Therefore, it is agreeable and crucial that if we are in a religious world, largely, we should seek religious understanding as a way knowing one another and co-existing harmoniously as a single people. This appears to be the logical and expected step to take, especially where wrong religious interpretations and ethno-religious agitations have been wreaking havoc on humanity. However, as the lecturer, who is also the National Coordinator/ Executive Secretary of the Nigerian Inter-religious Council (NIREC), lamented, the study of religion is being relegated in Nigeria.

In specific terms, both Islamic Studies and Christian Religious Studies as separate subjects have been reduced to be mere topics in a riotous subject called “Religion and National Values” at the three levels of basic education in the new curriculum being implemented. In the “wisdom” of our policy makers, “ignorance is bliss” and removing the two subjects from the curriculum is the panacea to the challenges the country is facing.

But this is a time bomb and my take is that the policy should be reversed immediately by the Minister of Education, Mallam Adamu Adamu, through the appropriate procedure. If those who studied the two subjects are those who mislead Nigeria till we have a huge mess the current government is working hard to clear, what then happens to the generation that does not study the subjects? If the two religions are not studied formally in school, how will the young ones not be vulnerable to the antics of those who will indoctrinate them with poisonous interpretations since nature does not allow a vacuum?


There is another drama unfolding in the PDP House of Commotion. The drama involves part of the efforts to “rebrand” the party and give it a new lease of leadership.
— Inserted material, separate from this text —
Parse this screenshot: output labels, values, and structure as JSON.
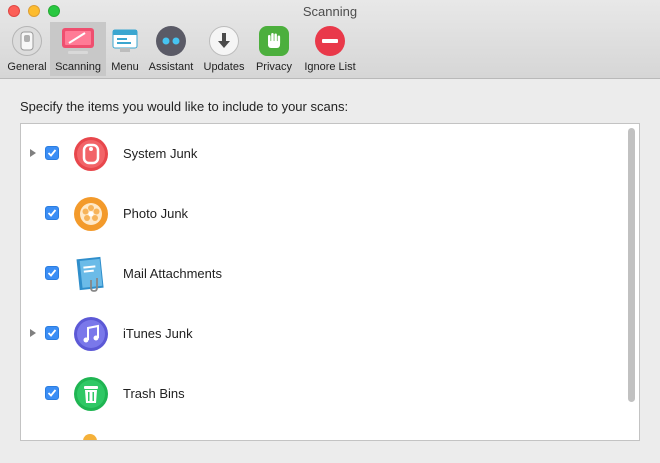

The former Governor of Borno State, Senator Ali Modu Sheriff, has resurrected from his political obituary to emerge the new Chairman of the party.

But all hell has been let loose as his (s)election has pitted PDP against PDP. There have been verbal missiles flying all around, especially from the intrepid Femi Fani-Kayode and the former Governor crowned party Chairman. The voices of dissent are rising in din.

The most embarrassing thing for Sheriff is that he realises that not all the perfume of Arabia can wash his hands clean of the Boko Haram insurgency. That the CNN ridicules him, PDP and Nigeria as the founder of Boko Haram really shows that he needs tact, not necessarily hard tactics.

Now that the new sheriff of the PDP is the same Modu Sheriff, it appears that PDP is still learning its ropes after the last loss sent it into some coma. To keep his job, the new sheriff in town need not fire his salvos from all directions issuing threats. He rather needs to tread softly.